But early Wednesday morning, as they were about to reach land, they were thrown into the Arabian Sea by a boatman they had paid to take them across the water, according to the United Nations migration agency.
At least 50 of them drowned.
Their attempted flight to a country consumed by war was a measure of the desperation of thousands of people from the Horn of Africa, where successive droughts have led to acute shortages of food and water and to outbreaks of disease. Thousands have fled, usually paying smugglers to take them to Persian Gulf countries in search of work.
The route, across the Gulf of Aden and the Red Sea, takes them through Yemen, one of the world’s most dangerous war zones, where airstrikes and mortar shelling have become routine, and a cholera outbreak has affected more than 400,000 people.
On Wednesday, the International Organization for Migration, a United Nations agency, said in a statement that it had found 27 survivors from among the people thrown into the sea.

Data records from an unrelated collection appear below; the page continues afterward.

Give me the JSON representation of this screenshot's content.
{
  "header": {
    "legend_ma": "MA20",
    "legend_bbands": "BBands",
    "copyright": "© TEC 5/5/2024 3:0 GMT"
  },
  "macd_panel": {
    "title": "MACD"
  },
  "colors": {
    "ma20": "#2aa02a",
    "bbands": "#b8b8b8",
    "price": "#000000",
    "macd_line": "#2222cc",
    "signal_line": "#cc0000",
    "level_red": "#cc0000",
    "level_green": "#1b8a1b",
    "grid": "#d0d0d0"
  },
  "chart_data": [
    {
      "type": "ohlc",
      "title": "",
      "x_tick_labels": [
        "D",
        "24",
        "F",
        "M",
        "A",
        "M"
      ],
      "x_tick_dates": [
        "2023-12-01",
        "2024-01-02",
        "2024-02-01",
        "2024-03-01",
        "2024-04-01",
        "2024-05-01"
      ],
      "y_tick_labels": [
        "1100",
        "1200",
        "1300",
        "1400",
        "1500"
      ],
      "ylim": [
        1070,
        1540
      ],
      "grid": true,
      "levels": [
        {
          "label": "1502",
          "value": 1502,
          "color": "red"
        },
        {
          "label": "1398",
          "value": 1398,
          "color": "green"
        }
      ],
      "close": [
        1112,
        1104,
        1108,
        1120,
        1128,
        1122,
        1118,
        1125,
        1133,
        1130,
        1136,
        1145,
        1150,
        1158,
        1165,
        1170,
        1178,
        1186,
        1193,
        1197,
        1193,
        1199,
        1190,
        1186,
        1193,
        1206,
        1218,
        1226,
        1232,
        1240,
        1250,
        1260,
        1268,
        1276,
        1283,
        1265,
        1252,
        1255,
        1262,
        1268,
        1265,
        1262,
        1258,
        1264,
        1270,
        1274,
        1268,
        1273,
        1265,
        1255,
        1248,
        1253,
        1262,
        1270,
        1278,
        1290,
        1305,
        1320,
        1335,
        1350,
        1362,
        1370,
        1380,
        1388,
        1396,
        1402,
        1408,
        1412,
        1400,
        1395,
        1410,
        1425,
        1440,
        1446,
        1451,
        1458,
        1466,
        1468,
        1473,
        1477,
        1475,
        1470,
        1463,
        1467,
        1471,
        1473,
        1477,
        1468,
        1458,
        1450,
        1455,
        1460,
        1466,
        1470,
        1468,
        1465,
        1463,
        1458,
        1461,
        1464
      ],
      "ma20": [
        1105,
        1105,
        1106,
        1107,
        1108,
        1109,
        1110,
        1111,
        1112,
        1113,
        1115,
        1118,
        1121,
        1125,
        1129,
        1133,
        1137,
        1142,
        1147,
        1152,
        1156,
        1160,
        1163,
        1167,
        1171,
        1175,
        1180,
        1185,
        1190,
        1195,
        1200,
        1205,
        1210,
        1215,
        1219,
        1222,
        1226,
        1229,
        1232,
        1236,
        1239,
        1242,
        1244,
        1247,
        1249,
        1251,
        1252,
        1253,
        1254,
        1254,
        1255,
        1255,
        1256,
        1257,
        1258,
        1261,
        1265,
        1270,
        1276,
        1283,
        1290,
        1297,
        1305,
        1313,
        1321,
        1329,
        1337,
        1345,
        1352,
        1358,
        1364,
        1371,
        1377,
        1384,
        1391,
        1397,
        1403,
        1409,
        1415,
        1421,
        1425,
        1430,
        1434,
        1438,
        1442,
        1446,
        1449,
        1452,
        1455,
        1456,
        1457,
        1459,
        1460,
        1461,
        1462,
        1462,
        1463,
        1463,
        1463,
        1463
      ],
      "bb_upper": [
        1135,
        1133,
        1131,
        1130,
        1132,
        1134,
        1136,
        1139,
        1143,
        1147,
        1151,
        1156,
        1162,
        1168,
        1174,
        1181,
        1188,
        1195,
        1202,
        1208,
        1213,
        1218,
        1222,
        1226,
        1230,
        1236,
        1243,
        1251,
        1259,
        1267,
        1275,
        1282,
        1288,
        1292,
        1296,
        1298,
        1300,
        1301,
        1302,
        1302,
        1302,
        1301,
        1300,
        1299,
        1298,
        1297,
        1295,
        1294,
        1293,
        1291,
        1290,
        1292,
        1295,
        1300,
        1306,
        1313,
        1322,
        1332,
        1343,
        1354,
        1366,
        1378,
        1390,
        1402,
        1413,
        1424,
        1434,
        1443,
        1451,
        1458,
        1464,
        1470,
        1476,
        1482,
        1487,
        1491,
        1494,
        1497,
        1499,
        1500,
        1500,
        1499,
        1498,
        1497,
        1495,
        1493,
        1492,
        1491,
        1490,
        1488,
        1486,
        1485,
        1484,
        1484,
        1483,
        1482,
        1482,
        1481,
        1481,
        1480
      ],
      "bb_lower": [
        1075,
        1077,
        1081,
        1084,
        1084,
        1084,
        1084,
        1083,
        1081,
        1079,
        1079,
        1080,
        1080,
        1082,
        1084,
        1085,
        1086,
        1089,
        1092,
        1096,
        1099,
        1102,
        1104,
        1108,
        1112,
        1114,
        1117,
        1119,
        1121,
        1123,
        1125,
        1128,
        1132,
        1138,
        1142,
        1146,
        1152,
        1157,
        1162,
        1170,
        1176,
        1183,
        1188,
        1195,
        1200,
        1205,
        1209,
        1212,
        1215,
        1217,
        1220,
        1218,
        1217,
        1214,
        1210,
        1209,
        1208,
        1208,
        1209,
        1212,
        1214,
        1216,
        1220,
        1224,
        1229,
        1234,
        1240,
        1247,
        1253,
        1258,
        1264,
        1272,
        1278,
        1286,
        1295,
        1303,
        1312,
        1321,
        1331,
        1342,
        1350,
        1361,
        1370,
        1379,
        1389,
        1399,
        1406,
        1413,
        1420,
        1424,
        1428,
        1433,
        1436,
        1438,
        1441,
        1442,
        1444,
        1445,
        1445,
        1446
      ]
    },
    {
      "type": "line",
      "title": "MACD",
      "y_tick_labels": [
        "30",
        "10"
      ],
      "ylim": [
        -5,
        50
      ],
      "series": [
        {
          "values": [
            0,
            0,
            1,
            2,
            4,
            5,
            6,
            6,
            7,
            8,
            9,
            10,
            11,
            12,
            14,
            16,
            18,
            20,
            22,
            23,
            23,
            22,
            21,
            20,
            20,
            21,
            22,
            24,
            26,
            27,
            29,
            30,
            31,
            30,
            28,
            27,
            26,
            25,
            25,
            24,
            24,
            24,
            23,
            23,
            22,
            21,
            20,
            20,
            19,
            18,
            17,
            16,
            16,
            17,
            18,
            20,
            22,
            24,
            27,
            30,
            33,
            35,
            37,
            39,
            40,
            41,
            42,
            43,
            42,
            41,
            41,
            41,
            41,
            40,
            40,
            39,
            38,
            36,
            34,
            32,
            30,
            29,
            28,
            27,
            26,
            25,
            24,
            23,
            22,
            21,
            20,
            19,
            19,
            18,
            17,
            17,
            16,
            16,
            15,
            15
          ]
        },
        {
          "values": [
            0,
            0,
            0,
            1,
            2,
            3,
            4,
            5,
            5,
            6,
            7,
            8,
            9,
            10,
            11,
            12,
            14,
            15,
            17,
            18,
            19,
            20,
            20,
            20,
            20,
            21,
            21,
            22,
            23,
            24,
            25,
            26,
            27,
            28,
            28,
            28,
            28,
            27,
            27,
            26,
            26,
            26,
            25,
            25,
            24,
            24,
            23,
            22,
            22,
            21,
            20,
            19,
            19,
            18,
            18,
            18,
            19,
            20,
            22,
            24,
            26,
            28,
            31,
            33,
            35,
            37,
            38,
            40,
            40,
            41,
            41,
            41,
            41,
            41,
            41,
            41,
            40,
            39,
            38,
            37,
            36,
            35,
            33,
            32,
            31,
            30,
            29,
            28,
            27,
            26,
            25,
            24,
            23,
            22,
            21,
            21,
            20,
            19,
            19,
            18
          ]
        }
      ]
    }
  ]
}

They described how their smuggler had tossed them overboard as their boat approached Shabwa, on the Yemeni coast.
“The survivors told our colleagues on the beach that the smuggler pushed them to the sea when he saw some ‘authority types’ near the coast,” Laurent de Boeck, the agency’s Yemen chief of mission, said in a statement. “They also told us that the smuggler has already returned to Somalia to continue his business and pick up more migrants to bring to Yemen on the same route. This is shocking and inhumane.”
The migration agency reported finding 29 bodies hastily buried on the beach. Another 22 people were still missing.
The agency estimates that this year alone, 55,000 people have left the Horn of Africa and come through Yemen seeking work in the wealthy countries of the Gulf. More than half were children.
In addition to Yemen, Somalia is one of the four countries around the world at risk of famine, according to the United Nations, a determination made on the basis of specific criteria, including the number of hunger-related deaths. Some 6.7 million people require humanitarian assistance, and more than 760,000 people are displaced within the country, according to the United Nations.
Ethiopia also faces acute hunger, though it has not reached the near-famine threshold; the United Nations says at least 8.5 million Ethiopians are in need of immediate food aid and children suffer from a debilitating form of diarrhea.